As a seasoning, soy sauce adds color, taste, and aroma to food. Its taste comes mainly from soybean proteins and its aroma from wheat starch, each brought out by the activity of microorganisms. Soy sauce is the result of each ingredient interacting with each other and being slowly fermented and aged over a long period of time.
Soybeans and defatted soybeans
Soybeans are mainly composed of protein, which is broken down by enzymes in koji mold called protease, and converted into amino acids that give soy sauce its umami taste. Defatted soybeans are soybeans in which unneeded fat has been removed so that only the protein that is needed to produce soy sauce remains.
Wheat is mainly composed of starch.
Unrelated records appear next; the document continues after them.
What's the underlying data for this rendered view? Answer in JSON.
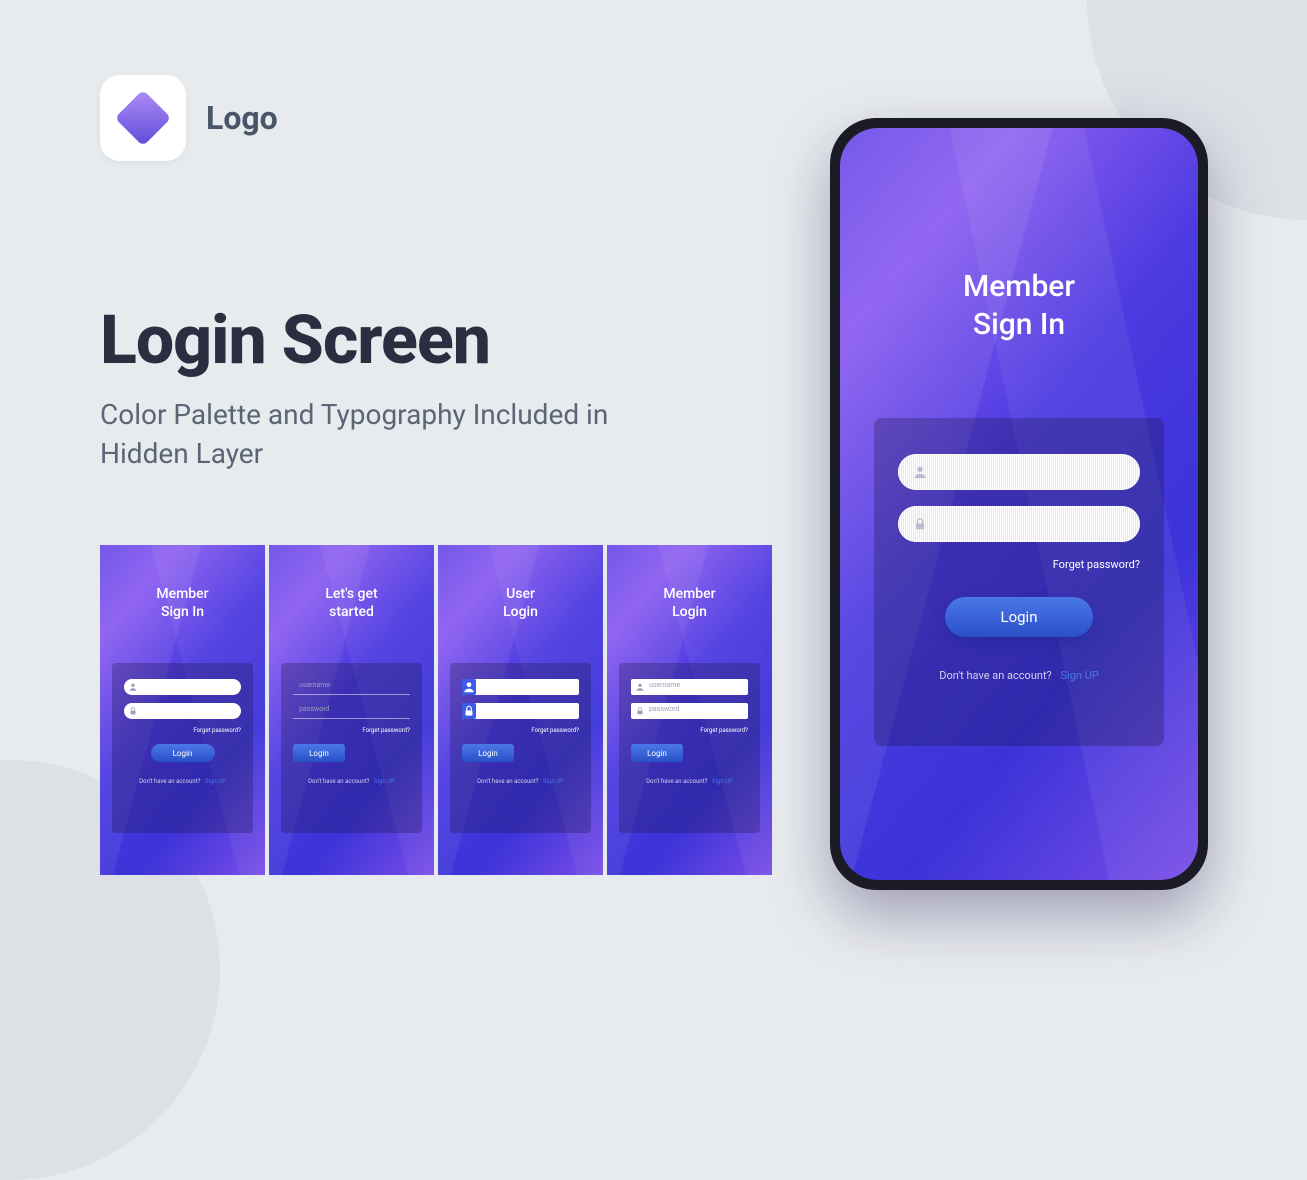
{
  "logo": {
    "text": "Logo"
  },
  "headline": "Login Screen",
  "subhead": "Color Palette and Typography Included in Hidden Layer",
  "thumbs": [
    {
      "title": "Member\nSign In",
      "username_ph": "",
      "password_ph": "",
      "forgot": "Forget password?",
      "login": "Login",
      "signup_prompt": "Don't have an account?",
      "signup": "Sign UP",
      "input_style": "round",
      "has_icons": true,
      "login_align": "center"
    },
    {
      "title": "Let's get\nstarted",
      "username_ph": "username",
      "password_ph": "password",
      "forgot": "Forget password?",
      "login": "Login",
      "signup_prompt": "Don't have an account?",
      "signup": "Sign UP",
      "input_style": "line",
      "has_icons": false,
      "login_align": "left"
    },
    {
      "title": "User\nLogin",
      "username_ph": "",
      "password_ph": "",
      "forgot": "Forget password?",
      "login": "Login",
      "signup_prompt": "Don't have an account?",
      "signup": "Sign UP",
      "input_style": "iconblue",
      "has_icons": true,
      "login_align": "left"
    },
    {
      "title": "Member\nLogin",
      "username_ph": "username",
      "password_ph": "password",
      "forgot": "Forget password?",
      "login": "Login",
      "signup_prompt": "Don't have an account?",
      "signup": "Sign UP",
      "input_style": "rect",
      "has_icons": true,
      "login_align": "left"
    }
  ],
  "phone": {
    "title": "Member\nSign In",
    "forgot": "Forget password?",
    "login": "Login",
    "signup_prompt": "Don't have an account?",
    "signup": "Sign UP"
  }
}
This is converted into glucose by a koji mold enzyme called amylase that gives soy sauce its sweetness and richness. Then lactic acid bacteria convert the glucose into organic acids such as lactic acid and acetic acid, which reduce the saltiness and bring out the flavor of soy sauce. Some of the glucose is converted to alcohol by yeast, which works to enhance the aroma.
Table salt is dissolved in water and added in the final stage of the soy sauce brewing process. This is what gives soy sauce its salty taste.
How Soy Sauce Is Made (Authentic Brewing Method)
Here is the traditional way of making soy sauce. Nearly equal parts of steamed soybeans (defatted soybeans) and roasted wheat are mixed together, and koji spores are added to make koji. The koji is placed in a tank with brine to make moromi (mash), which is aged for six to eight months while being stirred occasionally. Koji mold, yeast, and lactic acid bacteria break down the proteins and starches, and cause fermentation. Finally, the mixture is aged, producing the distinctive color, taste, and aroma of soy sauce.
Name: Tone Shoyu Brewery
Established: 1890 (Meiji 23)
President: Tetsuya Tone
Address: 1-9-5 Sainokami, Yahatanishi-ku, Kitakyushu-shi, Fukuoka-ken, Japan 806-0055
Phone: 093-621-0857/ fax: 093-621-0863